* _Task to complete_: Repeat the data. Keep each line identical.

* _Records for processing_:
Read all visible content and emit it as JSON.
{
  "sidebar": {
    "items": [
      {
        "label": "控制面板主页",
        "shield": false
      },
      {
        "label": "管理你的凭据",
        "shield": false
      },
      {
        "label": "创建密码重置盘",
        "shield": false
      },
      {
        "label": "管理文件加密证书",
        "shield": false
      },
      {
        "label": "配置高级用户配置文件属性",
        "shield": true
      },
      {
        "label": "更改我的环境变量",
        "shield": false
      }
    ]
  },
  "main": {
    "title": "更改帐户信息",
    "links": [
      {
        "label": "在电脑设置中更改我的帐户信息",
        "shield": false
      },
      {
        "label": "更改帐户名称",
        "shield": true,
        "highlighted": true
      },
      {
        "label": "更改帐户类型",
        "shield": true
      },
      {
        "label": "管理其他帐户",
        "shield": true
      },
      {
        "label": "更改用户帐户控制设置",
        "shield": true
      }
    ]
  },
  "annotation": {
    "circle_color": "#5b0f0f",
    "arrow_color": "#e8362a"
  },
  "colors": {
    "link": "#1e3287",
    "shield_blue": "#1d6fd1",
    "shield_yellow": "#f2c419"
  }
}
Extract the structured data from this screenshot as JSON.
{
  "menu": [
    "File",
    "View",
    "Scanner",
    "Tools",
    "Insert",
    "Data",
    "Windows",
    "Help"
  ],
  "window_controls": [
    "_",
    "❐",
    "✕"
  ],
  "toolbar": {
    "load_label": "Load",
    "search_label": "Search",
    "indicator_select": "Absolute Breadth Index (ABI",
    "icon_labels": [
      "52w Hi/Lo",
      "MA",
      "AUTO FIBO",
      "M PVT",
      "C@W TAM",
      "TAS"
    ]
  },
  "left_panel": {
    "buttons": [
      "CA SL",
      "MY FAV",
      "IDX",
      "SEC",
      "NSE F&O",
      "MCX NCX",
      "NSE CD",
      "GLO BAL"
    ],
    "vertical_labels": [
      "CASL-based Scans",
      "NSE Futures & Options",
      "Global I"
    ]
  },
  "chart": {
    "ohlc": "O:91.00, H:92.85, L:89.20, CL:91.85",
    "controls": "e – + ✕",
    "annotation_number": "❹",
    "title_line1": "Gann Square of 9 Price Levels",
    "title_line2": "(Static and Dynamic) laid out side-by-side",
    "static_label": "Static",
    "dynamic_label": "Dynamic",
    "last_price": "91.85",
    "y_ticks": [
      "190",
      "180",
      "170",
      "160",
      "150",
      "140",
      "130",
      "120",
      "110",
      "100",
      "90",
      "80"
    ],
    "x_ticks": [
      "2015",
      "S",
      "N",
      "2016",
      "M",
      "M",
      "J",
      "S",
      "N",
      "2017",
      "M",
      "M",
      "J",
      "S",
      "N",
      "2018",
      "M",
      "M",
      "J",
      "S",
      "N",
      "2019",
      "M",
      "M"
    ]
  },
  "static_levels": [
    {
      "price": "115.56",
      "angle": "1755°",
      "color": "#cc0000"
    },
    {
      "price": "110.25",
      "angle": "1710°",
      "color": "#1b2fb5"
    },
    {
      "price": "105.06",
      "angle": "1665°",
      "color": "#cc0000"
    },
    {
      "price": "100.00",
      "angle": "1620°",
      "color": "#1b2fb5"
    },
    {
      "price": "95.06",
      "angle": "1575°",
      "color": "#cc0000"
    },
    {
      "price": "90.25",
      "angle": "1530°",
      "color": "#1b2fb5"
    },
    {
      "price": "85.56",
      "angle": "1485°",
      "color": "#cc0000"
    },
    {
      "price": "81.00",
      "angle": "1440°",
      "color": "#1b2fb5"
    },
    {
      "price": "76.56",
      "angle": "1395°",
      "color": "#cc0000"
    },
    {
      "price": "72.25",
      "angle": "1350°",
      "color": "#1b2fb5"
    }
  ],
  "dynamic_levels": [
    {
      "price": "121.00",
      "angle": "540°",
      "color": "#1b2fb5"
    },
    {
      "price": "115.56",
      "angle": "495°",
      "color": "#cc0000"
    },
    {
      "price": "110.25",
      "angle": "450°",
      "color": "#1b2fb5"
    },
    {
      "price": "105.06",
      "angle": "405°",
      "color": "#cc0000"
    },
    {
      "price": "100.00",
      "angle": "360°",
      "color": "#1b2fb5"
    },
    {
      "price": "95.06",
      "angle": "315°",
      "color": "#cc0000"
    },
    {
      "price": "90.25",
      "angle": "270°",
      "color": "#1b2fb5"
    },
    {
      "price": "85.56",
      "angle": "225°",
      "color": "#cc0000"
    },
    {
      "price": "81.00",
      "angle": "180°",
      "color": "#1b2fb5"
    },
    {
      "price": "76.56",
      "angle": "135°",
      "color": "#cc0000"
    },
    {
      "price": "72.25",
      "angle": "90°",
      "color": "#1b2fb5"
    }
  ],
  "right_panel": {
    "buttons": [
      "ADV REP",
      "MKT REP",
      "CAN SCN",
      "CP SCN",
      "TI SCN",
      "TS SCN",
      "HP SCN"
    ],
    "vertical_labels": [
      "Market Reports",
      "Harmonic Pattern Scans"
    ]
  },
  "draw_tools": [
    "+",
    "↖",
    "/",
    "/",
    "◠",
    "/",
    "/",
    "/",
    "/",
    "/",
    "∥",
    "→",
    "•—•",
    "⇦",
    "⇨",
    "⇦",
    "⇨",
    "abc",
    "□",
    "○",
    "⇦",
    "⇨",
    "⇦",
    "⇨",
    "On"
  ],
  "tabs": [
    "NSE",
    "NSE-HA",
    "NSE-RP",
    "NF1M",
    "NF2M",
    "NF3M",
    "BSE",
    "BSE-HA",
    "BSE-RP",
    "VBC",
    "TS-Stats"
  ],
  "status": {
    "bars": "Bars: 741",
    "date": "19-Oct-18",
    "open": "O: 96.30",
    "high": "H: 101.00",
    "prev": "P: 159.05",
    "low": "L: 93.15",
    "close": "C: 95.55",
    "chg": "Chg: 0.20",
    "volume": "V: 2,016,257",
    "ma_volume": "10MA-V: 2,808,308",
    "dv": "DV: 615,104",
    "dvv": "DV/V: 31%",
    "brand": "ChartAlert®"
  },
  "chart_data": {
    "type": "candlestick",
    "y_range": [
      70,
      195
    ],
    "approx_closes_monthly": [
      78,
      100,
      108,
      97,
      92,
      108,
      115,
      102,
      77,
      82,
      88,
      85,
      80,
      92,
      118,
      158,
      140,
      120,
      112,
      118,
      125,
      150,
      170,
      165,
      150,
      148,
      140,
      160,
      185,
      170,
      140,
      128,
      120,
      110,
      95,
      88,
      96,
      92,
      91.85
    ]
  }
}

* _Answer to this task_:
Read all visible content and emit it as JSON.
{
  "sidebar": {
    "items": [
      {
        "label": "控制面板主页",
        "shield": false
      },
      {
        "label": "管理你的凭据",
        "shield": false
      },
      {
        "label": "创建密码重置盘",
        "shield": false
      },
      {
        "label": "管理文件加密证书",
        "shield": false
      },
      {
        "label": "配置高级用户配置文件属性",
        "shield": true
      },
      {
        "label": "更改我的环境变量",
        "shield": false
      }
    ]
  },
  "main": {
    "title": "更改帐户信息",
    "links": [
      {
        "label": "在电脑设置中更改我的帐户信息",
        "shield": false
      },
      {
        "label": "更改帐户名称",
        "shield": true,
        "highlighted": true
      },
      {
        "label": "更改帐户类型",
        "shield": true
      },
      {
        "label": "管理其他帐户",
        "shield": true
      },
      {
        "label": "更改用户帐户控制设置",
        "shield": true
      }
    ]
  },
  "annotation": {
    "circle_color": "#5b0f0f",
    "arrow_color": "#e8362a"
  },
  "colors": {
    "link": "#1e3287",
    "shield_blue": "#1d6fd1",
    "shield_yellow": "#f2c419"
  }
}
Extract the structured data from this screenshot as JSON.
{
  "menu": [
    "File",
    "View",
    "Scanner",
    "Tools",
    "Insert",
    "Data",
    "Windows",
    "Help"
  ],
  "window_controls": [
    "_",
    "❐",
    "✕"
  ],
  "toolbar": {
    "load_label": "Load",
    "search_label": "Search",
    "indicator_select": "Absolute Breadth Index (ABI",
    "icon_labels": [
      "52w Hi/Lo",
      "MA",
      "AUTO FIBO",
      "M PVT",
      "C@W TAM",
      "TAS"
    ]
  },
  "left_panel": {
    "buttons": [
      "CA SL",
      "MY FAV",
      "IDX",
      "SEC",
      "NSE F&O",
      "MCX NCX",
      "NSE CD",
      "GLO BAL"
    ],
    "vertical_labels": [
      "CASL-based Scans",
      "NSE Futures & Options",
      "Global I"
    ]
  },
  "chart": {
    "ohlc": "O:91.00, H:92.85, L:89.20, CL:91.85",
    "controls": "e – + ✕",
    "annotation_number": "❹",
    "title_line1": "Gann Square of 9 Price Levels",
    "title_line2": "(Static and Dynamic) laid out side-by-side",
    "static_label": "Static",
    "dynamic_label": "Dynamic",
    "last_price": "91.85",
    "y_ticks": [
      "190",
      "180",
      "170",
      "160",
      "150",
      "140",
      "130",
      "120",
      "110",
      "100",
      "90",
      "80"
    ],
    "x_ticks": [
      "2015",
      "S",
      "N",
      "2016",
      "M",
      "M",
      "J",
      "S",
      "N",
      "2017",
      "M",
      "M",
      "J",
      "S",
      "N",
      "2018",
      "M",
      "M",
      "J",
      "S",
      "N",
      "2019",
      "M",
      "M"
    ]
  },
  "static_levels": [
    {
      "price": "115.56",
      "angle": "1755°",
      "color": "#cc0000"
    },
    {
      "price": "110.25",
      "angle": "1710°",
      "color": "#1b2fb5"
    },
    {
      "price": "105.06",
      "angle": "1665°",
      "color": "#cc0000"
    },
    {
      "price": "100.00",
      "angle": "1620°",
      "color": "#1b2fb5"
    },
    {
      "price": "95.06",
      "angle": "1575°",
      "color": "#cc0000"
    },
    {
      "price": "90.25",
      "angle": "1530°",
      "color": "#1b2fb5"
    },
    {
      "price": "85.56",
      "angle": "1485°",
      "color": "#cc0000"
    },
    {
      "price": "81.00",
      "angle": "1440°",
      "color": "#1b2fb5"
    },
    {
      "price": "76.56",
      "angle": "1395°",
      "color": "#cc0000"
    },
    {
      "price": "72.25",
      "angle": "1350°",
      "color": "#1b2fb5"
    }
  ],
  "dynamic_levels": [
    {
      "price": "121.00",
      "angle": "540°",
      "color": "#1b2fb5"
    },
    {
      "price": "115.56",
      "angle": "495°",
      "color": "#cc0000"
    },
    {
      "price": "110.25",
      "angle": "450°",
      "color": "#1b2fb5"
    },
    {
      "price": "105.06",
      "angle": "405°",
      "color": "#cc0000"
    },
    {
      "price": "100.00",
      "angle": "360°",
      "color": "#1b2fb5"
    },
    {
      "price": "95.06",
      "angle": "315°",
      "color": "#cc0000"
    },
    {
      "price": "90.25",
      "angle": "270°",
      "color": "#1b2fb5"
    },
    {
      "price": "85.56",
      "angle": "225°",
      "color": "#cc0000"
    },
    {
      "price": "81.00",
      "angle": "180°",
      "color": "#1b2fb5"
    },
    {
      "price": "76.56",
      "angle": "135°",
      "color": "#cc0000"
    },
    {
      "price": "72.25",
      "angle": "90°",
      "color": "#1b2fb5"
    }
  ],
  "right_panel": {
    "buttons": [
      "ADV REP",
      "MKT REP",
      "CAN SCN",
      "CP SCN",
      "TI SCN",
      "TS SCN",
      "HP SCN"
    ],
    "vertical_labels": [
      "Market Reports",
      "Harmonic Pattern Scans"
    ]
  },
  "draw_tools": [
    "+",
    "↖",
    "/",
    "/",
    "◠",
    "/",
    "/",
    "/",
    "/",
    "/",
    "∥",
    "→",
    "•—•",
    "⇦",
    "⇨",
    "⇦",
    "⇨",
    "abc",
    "□",
    "○",
    "⇦",
    "⇨",
    "⇦",
    "⇨",
    "On"
  ],
  "tabs": [
    "NSE",
    "NSE-HA",
    "NSE-RP",
    "NF1M",
    "NF2M",
    "NF3M",
    "BSE",
    "BSE-HA",
    "BSE-RP",
    "VBC",
    "TS-Stats"
  ],
  "status": {
    "bars": "Bars: 741",
    "date": "19-Oct-18",
    "open": "O: 96.30",
    "high": "H: 101.00",
    "prev": "P: 159.05",
    "low": "L: 93.15",
    "close": "C: 95.55",
    "chg": "Chg: 0.20",
    "volume": "V: 2,016,257",
    "ma_volume": "10MA-V: 2,808,308",
    "dv": "DV: 615,104",
    "dvv": "DV/V: 31%",
    "brand": "ChartAlert®"
  },
  "chart_data": {
    "type": "candlestick",
    "y_range": [
      70,
      195
    ],
    "approx_closes_monthly": [
      78,
      100,
      108,
      97,
      92,
      108,
      115,
      102,
      77,
      82,
      88,
      85,
      80,
      92,
      118,
      158,
      140,
      120,
      112,
      118,
      125,
      150,
      170,
      165,
      150,
      148,
      140,
      160,
      185,
      170,
      140,
      128,
      120,
      110,
      95,
      88,
      96,
      92,
      91.85
    ]
  }
}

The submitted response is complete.